||This article may be expanded with text translated from the corresponding article in the Spanish Wikipedia. (July 2012)|
In 1891 Vucetich began the first filing of fingerprints based on ideas of Francis Galton which he expanded significantly. He became the director of the Center for Dactyloscopy in Buenos Aires. At the time, he included the Bertillon system alongside the fingerprint files.
In 1892 Vucetich made the first positive identification of a criminal in a case where Francisca Rojas had killed her two children and then cut her throat, trying to put the blame on the outside attacker. A bloody print identified her as the killer.
Argentine police adopted Vucetich's method of fingerprinting classification and it spread to police forces all over the world. Vucetich improved his method with new material and in 1904 published Dactiloscopía Comparada ("Comparative Dactyloscopy"). He traveled to India and China and attended scientific conferences to gather more data.
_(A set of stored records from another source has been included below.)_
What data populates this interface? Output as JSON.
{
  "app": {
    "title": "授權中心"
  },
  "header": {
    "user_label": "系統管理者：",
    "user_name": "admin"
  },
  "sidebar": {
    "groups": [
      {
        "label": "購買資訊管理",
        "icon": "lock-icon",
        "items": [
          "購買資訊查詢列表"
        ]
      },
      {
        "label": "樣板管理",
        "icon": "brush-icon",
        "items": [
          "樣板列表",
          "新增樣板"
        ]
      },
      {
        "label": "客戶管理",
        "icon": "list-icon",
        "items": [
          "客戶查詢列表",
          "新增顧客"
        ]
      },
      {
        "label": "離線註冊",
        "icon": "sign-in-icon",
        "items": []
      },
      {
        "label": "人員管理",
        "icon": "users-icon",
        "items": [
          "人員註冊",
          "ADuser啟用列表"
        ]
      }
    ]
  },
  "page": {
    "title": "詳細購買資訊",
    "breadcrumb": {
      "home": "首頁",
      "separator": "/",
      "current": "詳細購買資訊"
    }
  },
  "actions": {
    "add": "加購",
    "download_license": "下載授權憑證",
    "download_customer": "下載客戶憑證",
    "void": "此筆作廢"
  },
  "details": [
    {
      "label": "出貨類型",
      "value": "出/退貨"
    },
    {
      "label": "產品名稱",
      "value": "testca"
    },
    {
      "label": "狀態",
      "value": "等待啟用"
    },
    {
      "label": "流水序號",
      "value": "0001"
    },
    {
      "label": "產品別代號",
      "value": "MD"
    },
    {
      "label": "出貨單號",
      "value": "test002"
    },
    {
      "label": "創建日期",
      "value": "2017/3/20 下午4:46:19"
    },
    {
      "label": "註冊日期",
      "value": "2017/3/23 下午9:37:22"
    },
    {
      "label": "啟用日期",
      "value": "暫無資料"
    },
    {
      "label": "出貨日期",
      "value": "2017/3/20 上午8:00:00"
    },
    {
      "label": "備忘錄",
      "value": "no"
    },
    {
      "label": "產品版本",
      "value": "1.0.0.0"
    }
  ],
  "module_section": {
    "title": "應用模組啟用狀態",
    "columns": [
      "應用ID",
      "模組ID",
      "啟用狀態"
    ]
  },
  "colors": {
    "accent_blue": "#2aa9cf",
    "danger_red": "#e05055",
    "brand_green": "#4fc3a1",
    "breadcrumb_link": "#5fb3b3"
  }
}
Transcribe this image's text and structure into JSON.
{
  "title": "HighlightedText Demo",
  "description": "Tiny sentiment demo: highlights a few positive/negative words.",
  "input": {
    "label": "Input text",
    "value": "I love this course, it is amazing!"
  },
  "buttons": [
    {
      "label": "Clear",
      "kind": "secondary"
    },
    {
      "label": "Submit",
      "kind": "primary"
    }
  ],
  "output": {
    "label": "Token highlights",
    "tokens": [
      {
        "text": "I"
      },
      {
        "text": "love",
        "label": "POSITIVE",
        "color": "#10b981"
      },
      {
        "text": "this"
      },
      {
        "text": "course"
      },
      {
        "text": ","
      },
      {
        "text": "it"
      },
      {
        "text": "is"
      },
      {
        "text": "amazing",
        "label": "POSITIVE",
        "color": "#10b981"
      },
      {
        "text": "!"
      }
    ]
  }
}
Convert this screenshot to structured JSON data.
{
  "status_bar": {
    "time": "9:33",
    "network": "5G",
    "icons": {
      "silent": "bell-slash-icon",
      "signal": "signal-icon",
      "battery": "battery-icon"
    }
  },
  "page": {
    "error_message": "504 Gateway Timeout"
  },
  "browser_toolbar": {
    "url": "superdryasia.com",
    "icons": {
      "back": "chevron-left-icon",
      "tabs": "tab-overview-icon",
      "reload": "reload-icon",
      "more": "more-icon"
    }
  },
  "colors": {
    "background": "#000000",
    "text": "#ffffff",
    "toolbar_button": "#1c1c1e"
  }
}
Juan Vucetich died in Dolores, Buenos Aires.
In his honor, the La Plata police academy has been named Escuela de Policía "Juan Vucetich" (Juan Vucetich Police Academy), and an eponymous museum was also founded. The police Center for Forensics Examinations (Centar za kriminalistička vještačenja "Ivan Vučetić") in Zagreb, Croatia is also named after him. The Croatian city of Pula has a memorial marker to Vucetich, owing to his service there while in the Austro-Hungarian Navy. Also, he has a bust in his birth town, in Hvar City on the island of Hvar.
- "The History of Fingerprints". Retrieved 26 February 2013.
- "Juan Vucetich and the origins of forensic fingerprinting". Visible Proofs. Retrieved 26 February 2013.
- Memorial marker to Ivan Vučetić unveiled